Recently, however, researchers have shown that in one species of bigheaded ants the workers actually place the food on the surface of the belly of the larvae in a special groove (larvae lay on their backs). The larvae spit out enzymes onto the food, basically drooling on themselves. After a few hours, the workers come back and pick up the slime that results, feeding some of it to the larvae and taking some for themselves. According to videos of the larvae processing bits of fruit fly, the larvae very rarely sip any of the gooey liquid while the food is dissolving; they wait patiently until the food is done and let the worker ants feed them.

Other species of ants resort to feeding on the larvae in various ways. Certain species of ant larvae have special structures that allow the workers to access the internal body fluids (hemolymph), a sort of pump or "tap."

The so-called Dracula ants take things a step further. These rare ants get their name from the fact that they cut holes in the sides of the larvae and suck out hemolymph. Although this sounds pretty gruesome, the larvae survive having holes bitten into them and later become workers themselves.

Another odd behavior of this group is that the workers carry the larvae to their food and place them on it, rather than carrying the food to the larvae, as most other ants do. For example, instead of cutting up a caterpillar into chunks and carrying it into the nest to feed the larvae, Dracula ants carry the larvae out to the caterpillar. Once they have fed, the larvae become food themselves.

Given the evidence, you can't help but to conclude that ant larvae are important members of the ant colony and not just passive babies waiting to become workers.



Bruno Gobin (2005) Larval begging for food enhances reproductive options in the ponerine ant Gnamptogenys striatula.
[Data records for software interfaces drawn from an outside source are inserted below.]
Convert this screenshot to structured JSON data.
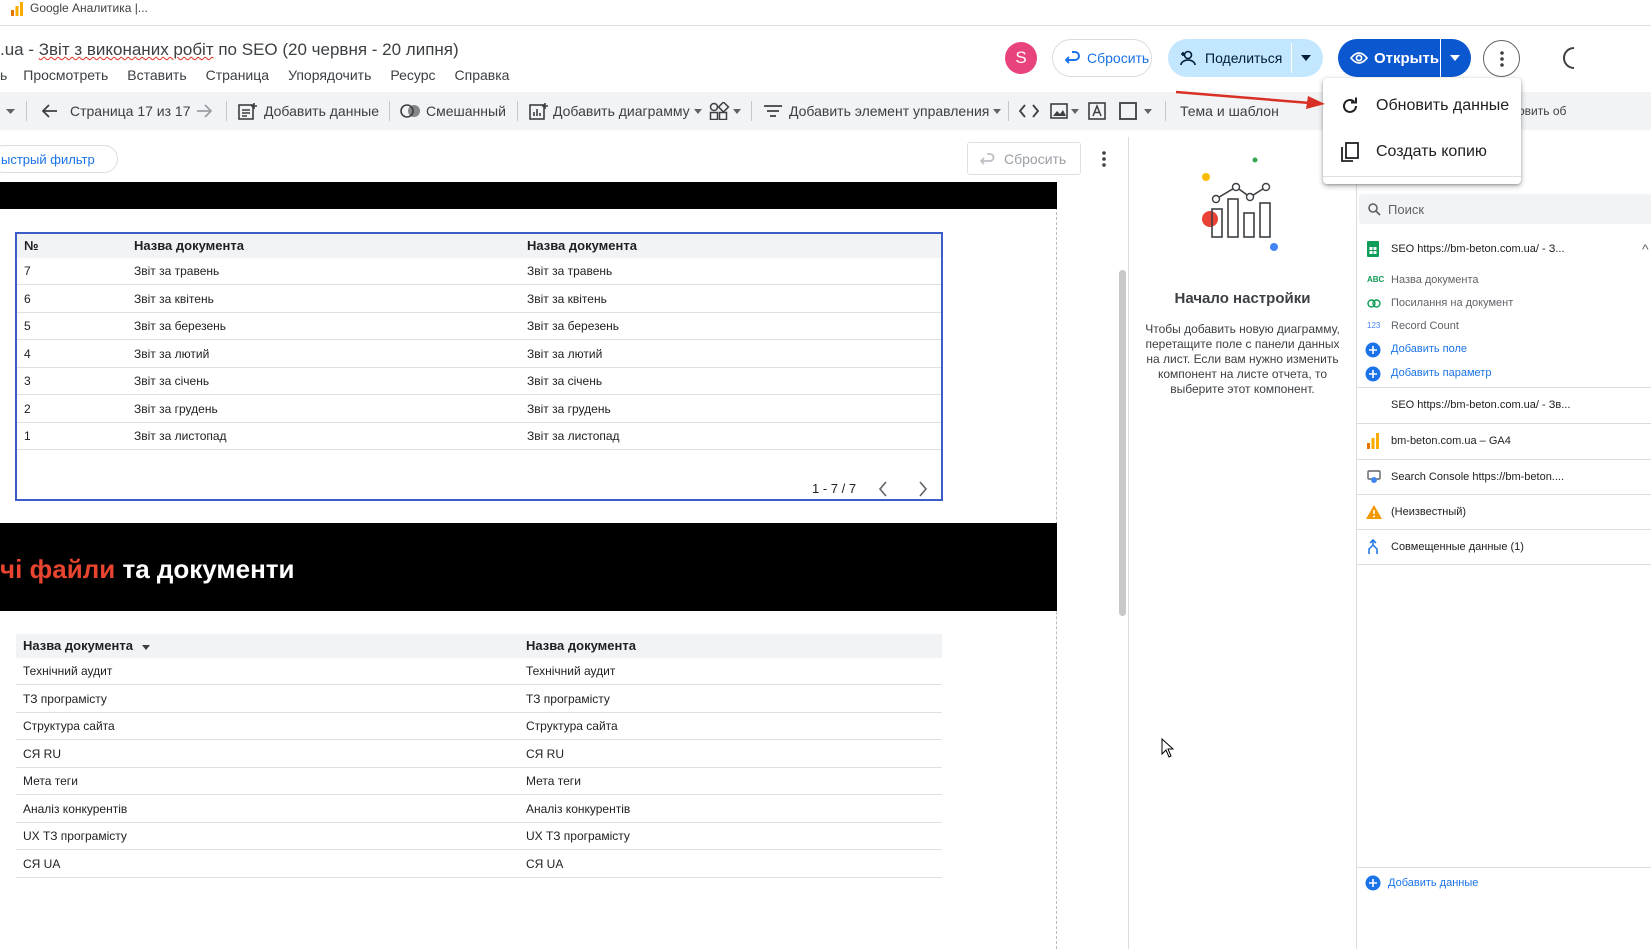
{
  "browser": {
    "tab_title": "Google Аналитика |..."
  },
  "header": {
    "title_prefix": ".ua - ",
    "title_underlined": "Звіт з виконаних робіт",
    "title_suffix": " по SEO (20 червня - 20 липня)",
    "menu": [
      "Просмотреть",
      "Вставить",
      "Страница",
      "Упорядочить",
      "Ресурс",
      "Справка"
    ],
    "avatar_letter": "S",
    "reset_label": "Сбросить",
    "share_label": "Поделиться",
    "open_label": "Открыть"
  },
  "toolbar": {
    "page_indicator": "Страница 17 из 17",
    "add_data": "Добавить данные",
    "blend": "Смешанный",
    "add_chart": "Добавить диаграмму",
    "add_control": "Добавить элемент управления",
    "theme": "Тема и шаблон",
    "cut_text": "овить об"
  },
  "filter_bar": {
    "quick_filter": "ыстрый фильтр",
    "reset_label": "Сбросить"
  },
  "table1": {
    "headers": [
      "№",
      "Назва документа",
      "Назва документа"
    ],
    "rows": [
      [
        "7",
        "Звіт за травень",
        "Звіт за травень"
      ],
      [
        "6",
        "Звіт за квітень",
        "Звіт за квітень"
      ],
      [
        "5",
        "Звіт за березень",
        "Звіт за березень"
      ],
      [
        "4",
        "Звіт за лютий",
        "Звіт за лютий"
      ],
      [
        "3",
        "Звіт за січень",
        "Звіт за січень"
      ],
      [
        "2",
        "Звіт за грудень",
        "Звіт за грудень"
      ],
      [
        "1",
        "Звіт за листопад",
        "Звіт за листопад"
      ]
    ],
    "pagination": "1 - 7 / 7"
  },
  "banner": {
    "red_text": "чі файли",
    "white_text": " та документи"
  },
  "table2": {
    "headers": [
      "Назва документа",
      "Назва документа"
    ],
    "rows": [
      [
        "Технічний аудит",
        "Технічний аудит"
      ],
      [
        "ТЗ програмісту",
        "ТЗ програмісту"
      ],
      [
        "Структура сайта",
        "Структура сайта"
      ],
      [
        "СЯ RU",
        "СЯ RU"
      ],
      [
        "Мета теги",
        "Мета теги"
      ],
      [
        "Аналіз конкурентів",
        "Аналіз конкурентів"
      ],
      [
        "UX ТЗ програмісту",
        "UX ТЗ програмісту"
      ],
      [
        "СЯ UA",
        "СЯ UA"
      ]
    ]
  },
  "setup_panel": {
    "title": "Начало настройки",
    "description": "Чтобы добавить новую диаграмму, перетащите поле с панели данных на лист. Если вам нужно изменить компонент на листе отчета, то выберите этот компонент."
  },
  "data_panel": {
    "search_placeholder": "Поиск",
    "source1": "SEO https://bm-beton.com.ua/ - З...",
    "fields": [
      {
        "type": "ABC",
        "label": "Назва документа"
      },
      {
        "type": "link",
        "label": "Посилання на документ"
      },
      {
        "type": "123",
        "label": "Record Count"
      }
    ],
    "add_field": "Добавить поле",
    "add_param": "Добавить параметр",
    "sources": [
      "SEO https://bm-beton.com.ua/ - Зв...",
      "bm-beton.com.ua – GA4",
      "Search Console https://bm-beton....",
      "(Неизвестный)",
      "Совмещенные данные (1)"
    ],
    "add_data": "Добавить данные"
  },
  "dropdown": {
    "items": [
      "Обновить данные",
      "Создать копию"
    ]
  },
  "colors": {
    "accent_blue": "#0b57d0",
    "share_bg": "#c2e7ff",
    "avatar": "#e8437c",
    "banner_red": "#e8442f",
    "arrow_red": "#d93025"
  }
}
Animal Behaviour vol 69: 293-299

Keiichi Masuko (1986). Larval Hemolymph Feeding: A Nondestructive Parental Cannibalism in the Primitive Ant Amblyopone silvestrii Wheeler (Hymenoptera: Formicidae). Behavioral Ecology and Sociobiology, Vol. 19, No. 4: 249-255
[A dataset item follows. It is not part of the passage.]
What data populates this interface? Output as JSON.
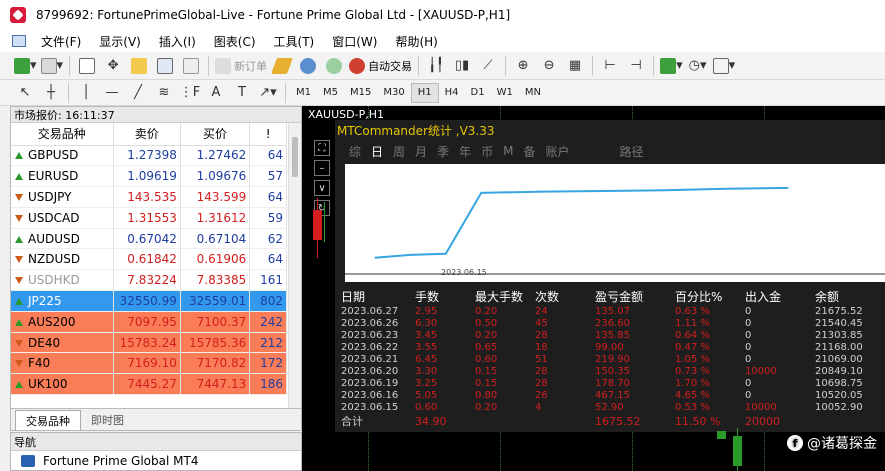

Keiichi Masuko (1989). Larval Hemolymph Feeding in the Ant Leptanilla japonica by Use of a Specialized Duct Organ, the "Larval Hemolymph Tap" (Hymenoptera: Formicidae). Behavioral Ecology and Sociobiology, Vol. 24, No. 2: 127-132

Keiichi Masuko (2008). Larval stenocephaly related to specialized feeding in the ant genera Amblyopone, Leptanilla and Myrmecina (Hymenoptera: Formicidae). Arthropod Structure & Development Volume 37, Issue 2: 109-117

See more about Dracula ants at Myrmecos Blog

Young Ants in the Kitchen -Science News for Kids Summary based on D. L. Cassill, J. Butler, S. B. Vinson and D. E. Wheeler (2005). Cooperation during prey digestion between workers and larvae in the ant, Pheidole spadonia. Insectes Sociaux Volume 52, Number 4: 339-343.